Without a doubt, the US has a booming country market. The genre is dominated by names like Brad Paisley, Lady Antebellum and Miranda Lambert. Whether you are a male solo superstar (à la Keith Urban), a trio recently formed on the X Factor (Restless Road anyone?) or a female powerhouse like Carrie Underwood, you can stake your claim in the market by mixing those provocative acoustic tones with your own unique spin on what ‘country’ actually is.
The country genre tends to divide people. You either love it or hate it; the sound of the driving electric guitar makes your ears bleed, or it takes you to a higher place. In any case, country musicians seem to live in a relatively untouched microcosm that includes a good pair of boots, an expensive guitar, a southern drawl and a love of biscuits and gravy.
But what happens when pop starts to invade the genre? Is there room for short shorts in the world of banjos and brutally honest lyrics that tell stories of heart break? Apparently yes there is, and we love it.
Just putting it out there, but Carrie Underwood plays a big role in this crossover. Yes, she is a country superstar. But she was also one of the first women to step out of American Idol and make a name for herself as one of the most successful country artists in the US. With 14 million albums sold worldwide, 5 Grammies and heck, even the role of Maria Von Trapp in the TV musical adaptation of The Sound of Music, this woman is a rock star in her own right. And chances are that even if you don’t ‘like’ country, you know who Carrie is and you probably like her, because she’s a nice southern belle (and who doesn’t like Maria Von Trapp, really?).
Blake Shelton. Probably not the first name that would come to mind when you think ‘pop,’ but certainly a mover and a shaker in bridging the two genres. A judge on the Voice, he’s at the forefront of discovering new American talent. Aussie transfer Keith Urban has taken on the same role, initially acting as a judge on the first season of the Australian edition of the Voice, before moving on to American Idol where he is judging his third season this year. It seems that these days, the best country superstars know about pop, and in turn pop is beginning to appreciate country.
Then there’s Taylor Swift. Oh the arguments we could have about what genre this lady sits in. Is she pop? Is she country? Is she a blend? Her latest hit Shake It Off would certainly point to the pop genre; there’s not a hint of the acoustic or melancholy tones of her ironically named breakout hit Tim McGraw in the pop anthem. And over the course of her 4 albums (okay, I’m pre-empting 1989, but if Shake It Off is anything to go by, it’s going to be pop paradise), we have seen her transform from soulful southern girl next door to a pop powerhouse who was just named Billboard Entertainer of the Year. Whatever the case, T-Swift largely owns the tween market and has placed her cowboy booted feet firmly in the camp of the Top 40, making the country to pop crossover more accessible (and tolerable) than ever.
Are you team pop? Are you team country?
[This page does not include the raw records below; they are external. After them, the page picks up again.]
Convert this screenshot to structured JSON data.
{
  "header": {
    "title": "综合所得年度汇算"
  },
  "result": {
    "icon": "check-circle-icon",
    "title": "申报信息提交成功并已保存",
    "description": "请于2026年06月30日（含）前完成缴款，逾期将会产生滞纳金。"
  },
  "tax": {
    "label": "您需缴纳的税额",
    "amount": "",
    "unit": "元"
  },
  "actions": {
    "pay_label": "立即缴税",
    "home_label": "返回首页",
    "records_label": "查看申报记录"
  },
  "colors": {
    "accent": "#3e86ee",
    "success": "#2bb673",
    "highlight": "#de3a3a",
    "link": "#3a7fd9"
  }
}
And does it even matter anymore? There will always be pure country tunes; melodies that get stuck in your head and reach in and grab your heart. But is it really all that bad when one of these country superstars bridges the gap between country and pop? Because really, it just means there more music to appreciate than ever before.